Their point was that it was a silly question (it was.) And that it was feeding a liberal meme (it is.)

But the notion that this means we should ignore it is also silly.

In the heat of a campaign, it might be wise to parry such questions  — and pivot to talking about your strengths. This is called staying on message. But I’m not on a campaign. And the election is over.

If there were ever a time to have a serious conversation about such topics, it is now. Sweeping controversial topics under the rug obviously won’t help.

Conservatives have another point — which is hypocrisy. Remember the time Democratic Rep. Hank Johnson worried that putting more Marines on Guam could cause it to capsize?

And as Slate points out that Barack Obama has ducked a similar question to the one Rubio dodged. But the “they do it too!” argument isn’t an excuse to avoid actually coming up with a coherent worldview that squares God and science.

Because conservatives have willfully allowed this to metastasize — liberals have effectively cast Republicans as the anti-science party. For this reason, incidents that seem to confirm this narrative are especially hurtful.

Mark Halperin nailed it on “Morning Joe”:
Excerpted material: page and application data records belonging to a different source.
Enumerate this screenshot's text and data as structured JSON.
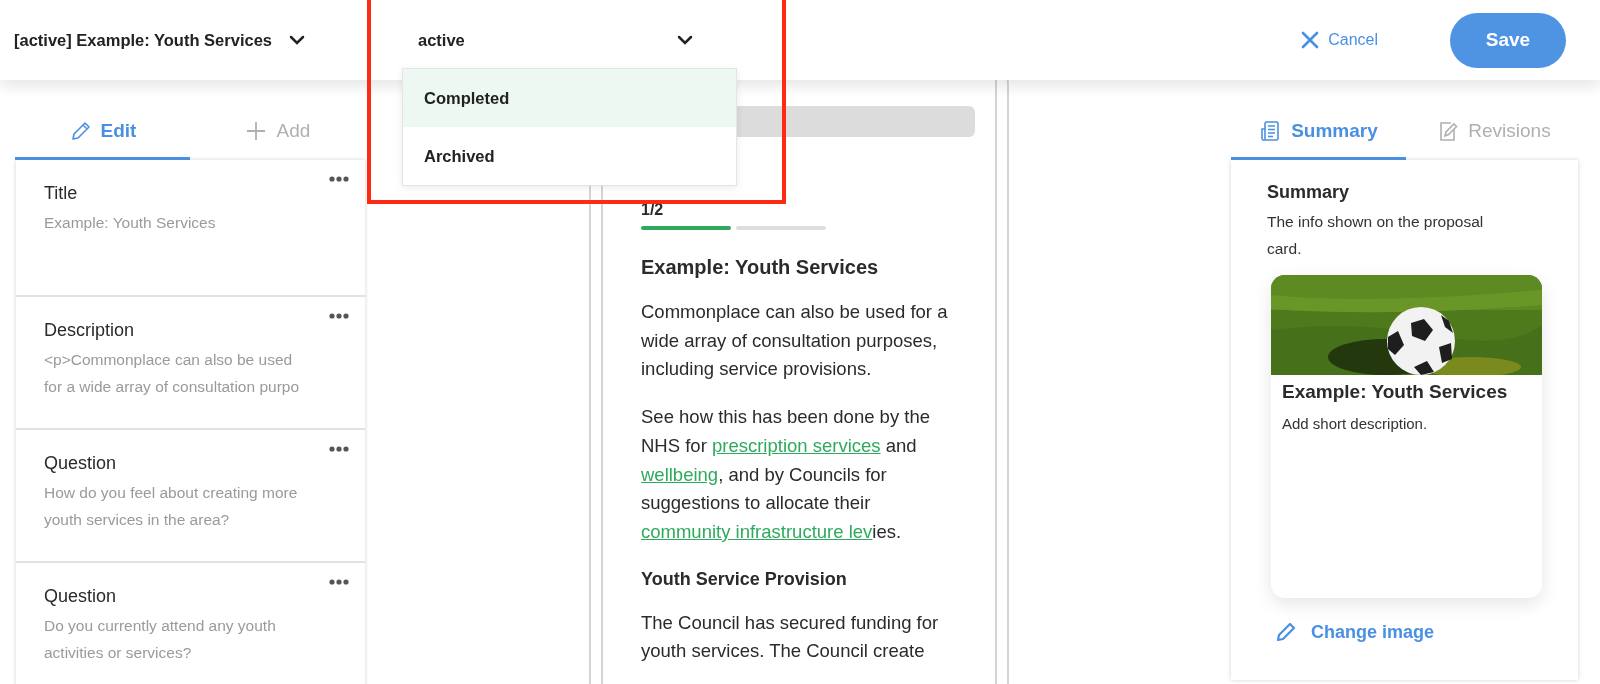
{
  "header": {
    "title": "[active] Example: Youth Services",
    "status_select": {
      "value": "active",
      "expanded": true,
      "options": [
        {
          "label": "Completed",
          "selected": true
        },
        {
          "label": "Archived",
          "selected": false
        }
      ]
    },
    "cancel": "Cancel",
    "save": "Save"
  },
  "annotation": {
    "kind": "frame"
  },
  "edit_panel": {
    "tabs": [
      {
        "kind": "edit",
        "label": "Edit",
        "selected": true
      },
      {
        "kind": "add",
        "label": "Add",
        "selected": false
      }
    ],
    "fields": [
      {
        "label": "Title",
        "value": "Example: Youth Services"
      },
      {
        "label": "Description",
        "value": "<p>Commonplace can also be used for a wide array of consultation purpo"
      },
      {
        "label": "Question",
        "value": "How do you feel about creating more youth services in the area?"
      },
      {
        "label": "Question",
        "value": "Do you currently attend any youth activities or services?"
      }
    ]
  },
  "preview": {
    "step": "1/2",
    "steps": [
      {
        "done": true
      },
      {
        "done": false
      }
    ],
    "title": "Example: Youth Services",
    "blocks": [
      {
        "kind": "paragraph",
        "segments": [
          {
            "kind": "text",
            "text": "Commonplace can also be used for a wide array of consultation purposes, including service provisions."
          }
        ]
      },
      {
        "kind": "paragraph",
        "segments": [
          {
            "kind": "text",
            "text": "See how this has been done by the NHS for "
          },
          {
            "kind": "link",
            "text": "prescription services"
          },
          {
            "kind": "text",
            "text": " and "
          },
          {
            "kind": "link",
            "text": "wellbeing"
          },
          {
            "kind": "text",
            "text": ", and by Councils for suggestions to allocate their "
          },
          {
            "kind": "link",
            "text": "community infrastructure lev"
          },
          {
            "kind": "text",
            "text": "ies."
          }
        ]
      },
      {
        "kind": "heading",
        "segments": [
          {
            "kind": "text",
            "text": "Youth Service Provision"
          }
        ]
      },
      {
        "kind": "paragraph",
        "segments": [
          {
            "kind": "text",
            "text": "The Council has secured funding for youth services. The Council create"
          }
        ]
      }
    ]
  },
  "summary_panel": {
    "tabs": [
      {
        "kind": "summary",
        "label": "Summary",
        "selected": true
      },
      {
        "kind": "revisions",
        "label": "Revisions",
        "selected": false
      }
    ],
    "heading": "Summary",
    "description": "The info shown on the proposal card.",
    "card": {
      "title": "Example: Youth Services",
      "description": "Add short description."
    },
    "change_image": "Change image"
  }
}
“There’s one area where Democrats are really far ahead of Republicans right now. Science and technology, no. It’s doing this thing that Democrats failed to do in 2000, to stop George W. Bush, which is really, really early on using the left-wing Freak Show to define anyone who’s thinking of running for President, as quickly as possible, in negative terms on Twitter, on cable, on the Internet. They’re all over this Rubio thing because they want to control his image in a negative way and they did it this cycle too. They went after Romney early, it really hurt him. And they’re doing it now.”

And so, this is a strategy. Like Sarah Palin in 2008, Democrats view Marco Rubio as a major threat — not just for one or two elections — but someone who could undermine their advantage among the college educated, the young, and Latinos. Like Palin in ’08, he is viewed as an existential threat.

And just like Palin — whom they feared — they wan’t to destroy his credibility; to make him a joke.

For obvious reasons, it is vital that Rubio — and, in fact, all conservatives going forward — be able to articulate a serious conservative worldview that doesn’t fit the “anti-science” stereotype. (This is part of what I mean when I talk about cosmopolitan conservatism.)

Rubio might think he’s just getting his feet wet, but it’s “game on.”

Matt K. Lewis